Output every entry exactly as given.
________
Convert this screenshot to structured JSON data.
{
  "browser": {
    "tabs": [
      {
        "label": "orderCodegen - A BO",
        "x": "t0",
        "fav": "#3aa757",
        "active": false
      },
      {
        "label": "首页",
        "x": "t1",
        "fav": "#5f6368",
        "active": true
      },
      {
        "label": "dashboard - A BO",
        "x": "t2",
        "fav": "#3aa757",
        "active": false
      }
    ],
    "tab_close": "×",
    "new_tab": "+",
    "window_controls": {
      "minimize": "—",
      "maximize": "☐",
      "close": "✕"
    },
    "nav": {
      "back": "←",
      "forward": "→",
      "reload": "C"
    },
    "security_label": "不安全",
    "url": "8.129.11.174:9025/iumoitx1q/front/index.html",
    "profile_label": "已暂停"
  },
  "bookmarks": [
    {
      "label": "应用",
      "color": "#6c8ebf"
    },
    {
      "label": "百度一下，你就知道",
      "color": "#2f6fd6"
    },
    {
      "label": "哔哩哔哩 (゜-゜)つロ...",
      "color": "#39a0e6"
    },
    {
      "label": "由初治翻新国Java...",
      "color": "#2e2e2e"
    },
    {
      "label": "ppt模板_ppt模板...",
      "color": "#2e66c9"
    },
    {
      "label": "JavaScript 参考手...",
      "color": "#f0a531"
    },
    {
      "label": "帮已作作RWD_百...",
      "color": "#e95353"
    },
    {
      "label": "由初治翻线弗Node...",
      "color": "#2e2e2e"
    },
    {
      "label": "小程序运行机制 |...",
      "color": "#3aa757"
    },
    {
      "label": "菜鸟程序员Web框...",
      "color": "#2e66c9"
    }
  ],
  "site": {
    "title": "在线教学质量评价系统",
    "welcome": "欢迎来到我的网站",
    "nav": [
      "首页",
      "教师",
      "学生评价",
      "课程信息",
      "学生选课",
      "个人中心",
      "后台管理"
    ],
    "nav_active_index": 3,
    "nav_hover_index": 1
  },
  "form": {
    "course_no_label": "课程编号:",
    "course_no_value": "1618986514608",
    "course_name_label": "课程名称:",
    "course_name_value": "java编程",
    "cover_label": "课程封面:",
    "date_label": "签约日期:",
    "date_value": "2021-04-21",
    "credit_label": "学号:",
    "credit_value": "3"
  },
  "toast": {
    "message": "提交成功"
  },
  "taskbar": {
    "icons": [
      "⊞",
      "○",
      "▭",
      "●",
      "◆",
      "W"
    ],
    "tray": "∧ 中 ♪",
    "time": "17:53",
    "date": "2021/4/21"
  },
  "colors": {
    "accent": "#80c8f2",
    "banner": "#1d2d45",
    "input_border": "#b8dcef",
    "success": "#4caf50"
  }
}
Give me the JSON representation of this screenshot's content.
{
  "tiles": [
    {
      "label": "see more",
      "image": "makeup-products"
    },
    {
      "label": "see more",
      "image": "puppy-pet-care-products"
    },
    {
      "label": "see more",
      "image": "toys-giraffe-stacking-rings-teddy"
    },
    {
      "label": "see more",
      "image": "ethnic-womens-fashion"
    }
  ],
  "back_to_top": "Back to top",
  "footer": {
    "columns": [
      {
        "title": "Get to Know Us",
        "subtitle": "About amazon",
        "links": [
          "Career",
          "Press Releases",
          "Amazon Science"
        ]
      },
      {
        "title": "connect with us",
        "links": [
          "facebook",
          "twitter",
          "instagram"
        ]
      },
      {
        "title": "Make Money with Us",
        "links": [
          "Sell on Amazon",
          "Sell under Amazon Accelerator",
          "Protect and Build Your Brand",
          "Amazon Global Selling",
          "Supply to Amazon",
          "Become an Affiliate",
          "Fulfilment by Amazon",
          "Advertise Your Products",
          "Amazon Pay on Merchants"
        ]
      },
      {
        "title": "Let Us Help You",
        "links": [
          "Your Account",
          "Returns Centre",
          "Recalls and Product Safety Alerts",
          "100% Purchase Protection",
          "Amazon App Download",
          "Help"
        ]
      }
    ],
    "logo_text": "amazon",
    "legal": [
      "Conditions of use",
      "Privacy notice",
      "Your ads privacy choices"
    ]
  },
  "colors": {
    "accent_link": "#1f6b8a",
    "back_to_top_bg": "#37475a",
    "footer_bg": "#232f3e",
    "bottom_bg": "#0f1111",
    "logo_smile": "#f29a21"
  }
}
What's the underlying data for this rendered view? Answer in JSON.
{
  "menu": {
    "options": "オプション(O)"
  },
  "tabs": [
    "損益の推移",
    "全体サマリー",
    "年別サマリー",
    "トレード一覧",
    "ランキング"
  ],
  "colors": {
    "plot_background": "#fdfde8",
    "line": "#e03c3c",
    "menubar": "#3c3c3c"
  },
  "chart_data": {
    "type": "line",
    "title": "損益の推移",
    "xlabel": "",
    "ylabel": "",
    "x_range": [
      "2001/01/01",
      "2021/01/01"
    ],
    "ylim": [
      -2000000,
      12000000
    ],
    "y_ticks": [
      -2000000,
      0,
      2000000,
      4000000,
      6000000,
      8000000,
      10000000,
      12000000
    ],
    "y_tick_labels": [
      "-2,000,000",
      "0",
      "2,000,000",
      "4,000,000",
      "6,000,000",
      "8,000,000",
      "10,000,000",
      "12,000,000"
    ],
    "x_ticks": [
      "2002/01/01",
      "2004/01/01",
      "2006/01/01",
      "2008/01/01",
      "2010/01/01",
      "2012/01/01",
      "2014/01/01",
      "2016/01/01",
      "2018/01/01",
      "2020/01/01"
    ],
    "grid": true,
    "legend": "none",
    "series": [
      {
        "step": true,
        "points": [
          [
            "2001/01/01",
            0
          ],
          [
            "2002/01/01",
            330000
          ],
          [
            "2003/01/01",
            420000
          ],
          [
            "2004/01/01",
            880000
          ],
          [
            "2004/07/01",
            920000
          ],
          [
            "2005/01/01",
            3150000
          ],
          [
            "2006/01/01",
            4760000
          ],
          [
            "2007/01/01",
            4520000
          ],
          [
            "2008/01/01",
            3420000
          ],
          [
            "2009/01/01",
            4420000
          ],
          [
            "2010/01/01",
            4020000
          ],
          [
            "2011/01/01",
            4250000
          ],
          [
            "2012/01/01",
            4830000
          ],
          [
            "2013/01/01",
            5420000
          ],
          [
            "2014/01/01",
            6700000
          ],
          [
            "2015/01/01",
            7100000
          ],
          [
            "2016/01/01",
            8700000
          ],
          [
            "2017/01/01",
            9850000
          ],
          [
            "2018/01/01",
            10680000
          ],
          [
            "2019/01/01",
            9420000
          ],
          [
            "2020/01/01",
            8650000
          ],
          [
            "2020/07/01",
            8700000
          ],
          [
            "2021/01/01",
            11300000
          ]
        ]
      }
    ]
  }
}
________
[Exercise solution]
Convert this screenshot to structured JSON data.
{
  "browser": {
    "tabs": [
      {
        "label": "orderCodegen - A BO",
        "x": "t0",
        "fav": "#3aa757",
        "active": false
      },
      {
        "label": "首页",
        "x": "t1",
        "fav": "#5f6368",
        "active": true
      },
      {
        "label": "dashboard - A BO",
        "x": "t2",
        "fav": "#3aa757",
        "active": false
      }
    ],
    "tab_close": "×",
    "new_tab": "+",
    "window_controls": {
      "minimize": "—",
      "maximize": "☐",
      "close": "✕"
    },
    "nav": {
      "back": "←",
      "forward": "→",
      "reload": "C"
    },
    "security_label": "不安全",
    "url": "8.129.11.174:9025/iumoitx1q/front/index.html",
    "profile_label": "已暂停"
  },
  "bookmarks": [
    {
      "label": "应用",
      "color": "#6c8ebf"
    },
    {
      "label": "百度一下，你就知道",
      "color": "#2f6fd6"
    },
    {
      "label": "哔哩哔哩 (゜-゜)つロ...",
      "color": "#39a0e6"
    },
    {
      "label": "由初治翻新国Java...",
      "color": "#2e2e2e"
    },
    {
      "label": "ppt模板_ppt模板...",
      "color": "#2e66c9"
    },
    {
      "label": "JavaScript 参考手...",
      "color": "#f0a531"
    },
    {
      "label": "帮已作作RWD_百...",
      "color": "#e95353"
    },
    {
      "label": "由初治翻线弗Node...",
      "color": "#2e2e2e"
    },
    {
      "label": "小程序运行机制 |...",
      "color": "#3aa757"
    },
    {
      "label": "菜鸟程序员Web框...",
      "color": "#2e66c9"
    }
  ],
  "site": {
    "title": "在线教学质量评价系统",
    "welcome": "欢迎来到我的网站",
    "nav": [
      "首页",
      "教师",
      "学生评价",
      "课程信息",
      "学生选课",
      "个人中心",
      "后台管理"
    ],
    "nav_active_index": 3,
    "nav_hover_index": 1
  },
  "form": {
    "course_no_label": "课程编号:",
    "course_no_value": "1618986514608",
    "course_name_label": "课程名称:",
    "course_name_value": "java编程",
    "cover_label": "课程封面:",
    "date_label": "签约日期:",
    "date_value": "2021-04-21",
    "credit_label": "学号:",
    "credit_value": "3"
  },
  "toast": {
    "message": "提交成功"
  },
  "taskbar": {
    "icons": [
      "⊞",
      "○",
      "▭",
      "●",
      "◆",
      "W"
    ],
    "tray": "∧ 中 ♪",
    "time": "17:53",
    "date": "2021/4/21"
  },
  "colors": {
    "accent": "#80c8f2",
    "banner": "#1d2d45",
    "input_border": "#b8dcef",
    "success": "#4caf50"
  }
}
Give me the JSON representation of this screenshot's content.
{
  "tiles": [
    {
      "label": "see more",
      "image": "makeup-products"
    },
    {
      "label": "see more",
      "image": "puppy-pet-care-products"
    },
    {
      "label": "see more",
      "image": "toys-giraffe-stacking-rings-teddy"
    },
    {
      "label": "see more",
      "image": "ethnic-womens-fashion"
    }
  ],
  "back_to_top": "Back to top",
  "footer": {
    "columns": [
      {
        "title": "Get to Know Us",
        "subtitle": "About amazon",
        "links": [
          "Career",
          "Press Releases",
          "Amazon Science"
        ]
      },
      {
        "title": "connect with us",
        "links": [
          "facebook",
          "twitter",
          "instagram"
        ]
      },
      {
        "title": "Make Money with Us",
        "links": [
          "Sell on Amazon",
          "Sell under Amazon Accelerator",
          "Protect and Build Your Brand",
          "Amazon Global Selling",
          "Supply to Amazon",
          "Become an Affiliate",
          "Fulfilment by Amazon",
          "Advertise Your Products",
          "Amazon Pay on Merchants"
        ]
      },
      {
        "title": "Let Us Help You",
        "links": [
          "Your Account",
          "Returns Centre",
          "Recalls and Product Safety Alerts",
          "100% Purchase Protection",
          "Amazon App Download",
          "Help"
        ]
      }
    ],
    "logo_text": "amazon",
    "legal": [
      "Conditions of use",
      "Privacy notice",
      "Your ads privacy choices"
    ]
  },
  "colors": {
    "accent_link": "#1f6b8a",
    "back_to_top_bg": "#37475a",
    "footer_bg": "#232f3e",
    "bottom_bg": "#0f1111",
    "logo_smile": "#f29a21"
  }
}
What's the underlying data for this rendered view? Answer in JSON.
{
  "menu": {
    "options": "オプション(O)"
  },
  "tabs": [
    "損益の推移",
    "全体サマリー",
    "年別サマリー",
    "トレード一覧",
    "ランキング"
  ],
  "colors": {
    "plot_background": "#fdfde8",
    "line": "#e03c3c",
    "menubar": "#3c3c3c"
  },
  "chart_data": {
    "type": "line",
    "title": "損益の推移",
    "xlabel": "",
    "ylabel": "",
    "x_range": [
      "2001/01/01",
      "2021/01/01"
    ],
    "ylim": [
      -2000000,
      12000000
    ],
    "y_ticks": [
      -2000000,
      0,
      2000000,
      4000000,
      6000000,
      8000000,
      10000000,
      12000000
    ],
    "y_tick_labels": [
      "-2,000,000",
      "0",
      "2,000,000",
      "4,000,000",
      "6,000,000",
      "8,000,000",
      "10,000,000",
      "12,000,000"
    ],
    "x_ticks": [
      "2002/01/01",
      "2004/01/01",
      "2006/01/01",
      "2008/01/01",
      "2010/01/01",
      "2012/01/01",
      "2014/01/01",
      "2016/01/01",
      "2018/01/01",
      "2020/01/01"
    ],
    "grid": true,
    "legend": "none",
    "series": [
      {
        "step": true,
        "points": [
          [
            "2001/01/01",
            0
          ],
          [
            "2002/01/01",
            330000
          ],
          [
            "2003/01/01",
            420000
          ],
          [
            "2004/01/01",
            880000
          ],
          [
            "2004/07/01",
            920000
          ],
          [
            "2005/01/01",
            3150000
          ],
          [
            "2006/01/01",
            4760000
          ],
          [
            "2007/01/01",
            4520000
          ],
          [
            "2008/01/01",
            3420000
          ],
          [
            "2009/01/01",
            4420000
          ],
          [
            "2010/01/01",
            4020000
          ],
          [
            "2011/01/01",
            4250000
          ],
          [
            "2012/01/01",
            4830000
          ],
          [
            "2013/01/01",
            5420000
          ],
          [
            "2014/01/01",
            6700000
          ],
          [
            "2015/01/01",
            7100000
          ],
          [
            "2016/01/01",
            8700000
          ],
          [
            "2017/01/01",
            9850000
          ],
          [
            "2018/01/01",
            10680000
          ],
          [
            "2019/01/01",
            9420000
          ],
          [
            "2020/01/01",
            8650000
          ],
          [
            "2020/07/01",
            8700000
          ],
          [
            "2021/01/01",
            11300000
          ]
        ]
      }
    ]
  }
}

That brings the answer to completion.